For the purpose of removing and inserting an insecticide strip, the retainer flanges may be temporarily deformed to receive the insecticide strip after which the inherent resiliency of the retainer will act to grip the strip to hold same against displacement.

As shown in FIG. 8, the main body portion 3 of the retainer may be adhesively applied to various other surfaces, other than pet collars, and thereafter serve to receive inserted strip material at B bearing printed indicia for a variety of identification or notification purposes.

While I have shown but a few embodiments of the invention it will be apparent to those skilled in the art that the invention may be embodied still otherwise without departing from the spirit and scope of the invention.

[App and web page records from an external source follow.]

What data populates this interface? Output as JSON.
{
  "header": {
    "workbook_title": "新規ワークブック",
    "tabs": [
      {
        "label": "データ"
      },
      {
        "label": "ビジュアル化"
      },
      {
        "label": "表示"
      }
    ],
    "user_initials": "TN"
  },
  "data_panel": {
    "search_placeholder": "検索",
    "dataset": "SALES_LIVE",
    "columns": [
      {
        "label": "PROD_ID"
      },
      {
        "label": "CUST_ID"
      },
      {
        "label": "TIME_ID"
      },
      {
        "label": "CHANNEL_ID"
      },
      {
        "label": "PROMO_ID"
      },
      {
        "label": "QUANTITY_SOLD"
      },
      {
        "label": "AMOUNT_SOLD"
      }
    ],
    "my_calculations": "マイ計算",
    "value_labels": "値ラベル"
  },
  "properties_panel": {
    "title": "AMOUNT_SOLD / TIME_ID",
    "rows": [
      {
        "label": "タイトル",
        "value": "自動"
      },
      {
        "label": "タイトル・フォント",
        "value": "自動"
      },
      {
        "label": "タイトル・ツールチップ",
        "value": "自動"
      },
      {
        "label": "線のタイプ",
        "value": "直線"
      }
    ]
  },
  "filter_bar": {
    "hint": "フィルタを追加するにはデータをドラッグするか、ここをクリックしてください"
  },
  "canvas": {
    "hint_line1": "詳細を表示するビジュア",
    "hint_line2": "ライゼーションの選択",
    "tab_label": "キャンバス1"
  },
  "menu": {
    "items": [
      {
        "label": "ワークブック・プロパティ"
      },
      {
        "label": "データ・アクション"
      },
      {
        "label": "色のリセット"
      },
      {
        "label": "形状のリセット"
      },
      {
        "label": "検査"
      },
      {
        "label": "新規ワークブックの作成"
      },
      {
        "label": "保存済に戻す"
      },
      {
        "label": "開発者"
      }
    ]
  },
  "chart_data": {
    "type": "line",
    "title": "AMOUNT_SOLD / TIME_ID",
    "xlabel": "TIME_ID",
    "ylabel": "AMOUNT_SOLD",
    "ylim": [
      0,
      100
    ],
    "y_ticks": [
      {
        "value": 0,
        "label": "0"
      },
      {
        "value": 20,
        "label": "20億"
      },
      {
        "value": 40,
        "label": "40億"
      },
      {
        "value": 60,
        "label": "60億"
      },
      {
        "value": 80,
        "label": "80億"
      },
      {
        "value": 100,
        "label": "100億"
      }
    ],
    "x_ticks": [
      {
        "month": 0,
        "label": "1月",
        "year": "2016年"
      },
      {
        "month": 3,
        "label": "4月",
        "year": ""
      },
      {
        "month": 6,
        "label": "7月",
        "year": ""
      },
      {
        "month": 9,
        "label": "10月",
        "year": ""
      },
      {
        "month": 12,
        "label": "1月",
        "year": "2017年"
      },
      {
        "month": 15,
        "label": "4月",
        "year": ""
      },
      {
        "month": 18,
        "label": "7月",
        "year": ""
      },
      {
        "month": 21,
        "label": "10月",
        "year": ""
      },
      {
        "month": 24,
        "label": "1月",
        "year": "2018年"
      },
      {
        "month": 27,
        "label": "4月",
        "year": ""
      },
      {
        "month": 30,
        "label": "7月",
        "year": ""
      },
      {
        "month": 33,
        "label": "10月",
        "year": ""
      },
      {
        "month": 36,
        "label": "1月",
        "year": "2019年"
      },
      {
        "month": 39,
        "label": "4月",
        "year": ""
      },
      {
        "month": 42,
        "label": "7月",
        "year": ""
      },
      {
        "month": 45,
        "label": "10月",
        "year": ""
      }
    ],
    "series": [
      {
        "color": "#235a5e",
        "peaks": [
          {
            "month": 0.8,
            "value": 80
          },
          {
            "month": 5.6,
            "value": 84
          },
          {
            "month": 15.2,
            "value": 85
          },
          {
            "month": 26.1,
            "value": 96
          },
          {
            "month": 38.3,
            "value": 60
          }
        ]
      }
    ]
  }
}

Patent Citations
Cited PatentFiling datePublication dateApplicantTitle
US2205711 *May 6, 1939Jun 25, 1940Frank K BanksInsecticide collar for animals
US2219569 *Aug 3, 1938Oct 29, 1940Arthur FinchGermicidal animal collar
US3721216 *Apr 13, 1970Mar 20, 1973J LippeBelt or collar with runner track
US3864856 *Sep 5, 1972Feb 11, 1975Hi Tor Inventions CorpEmergency data band
GB383450A * Title not available
Referenced by
Citing PatentFiling datePublication dateApplicantTitle
US4430961 *Aug 16, 1982Feb 14, 1984Steckel Lester Minsecticide impregnated tag for use on an animal's tail or leg
US4803956 *Oct 15, 1984Feb 14, 1989A. H. Robins Company, IncorporatedCo-extrustion of multi-component insecticidal pet collars
US4895110 *Jun 22, 1988Jan 23, 1990Advance Designs And ConceptsIlluminated pet collar
US4960077 *Sep 13, 1989Oct 2, 1990Combe IncorporatedAnimal collar
US4967698 *Jul 24, 1989Nov 6, 1990Kennedy Michael DElastically resilient collar containing insect-killing medicament
US5155950 *Feb 25, 1991Oct 20, 1992Burgeson John RTick repellant belt
US5184573 *Feb 21, 1992Feb 9, 1993Stevens Jr John LAnimal collar
US5355839 *Sep 21, 1993Oct 18, 1994Mistry Rupal TAnimal identification device utilizing a microcassette
US5497733 *Jul 5, 1994Mar 12, 1996Hull; Harold L.Animal control, training apparatus and method of use
US5555848 *May 17, 1995Sep 17, 1996Trujillo; Wendy J.Pet/flea collar
US5865148 *Dec 29, 1995Feb 2, 1999Aguirre; Francisco X.Decorative, interchangeable dog collar
US7160167Jun 3, 2004Jan 9, 2007Peters Lynne RAnimal safety apparatus
US7210265Jan 22, 2004May 1, 2007Melvin Lee JacobsonDevice and method for removing pests from a surface
US7421980 *Jun 5, 2006Sep 9, 2008Kristen Smith EhlersPet collar with decorations
US7427417Mar 17, 2005Sep 23, 2008Sequim Lavender Company, Llcvapor permeable multilayer bags containing odors, used to dispense vapors to human or animal respiratory systems
US7726065Mar 27, 2007Jun 1, 2010Melvin Lee JacobsonDevice and method for removing pests from a surface
US7780972Jul 7, 2006Aug 24, 2010Ididit, Inc.Pet collar with replaceable insecticide element
US8539912 *Nov 14, 2009Sep 24, 2013Garrouzoo, Inc.E-tube collar
US8757100Sep 12, 2013Jun 24, 2014Garrouzoo, Inc.E-tube collar
WO1996041521A1 *Jun 7, 1996Dec 27, 1996Johannes Hendricus Lifgerus AaCollar for animals
Classifications
U.S. Classification119/654, 119/858
International ClassificationA01K27/00
Cooperative ClassificationA01K27/007
European ClassificationA01K27/00F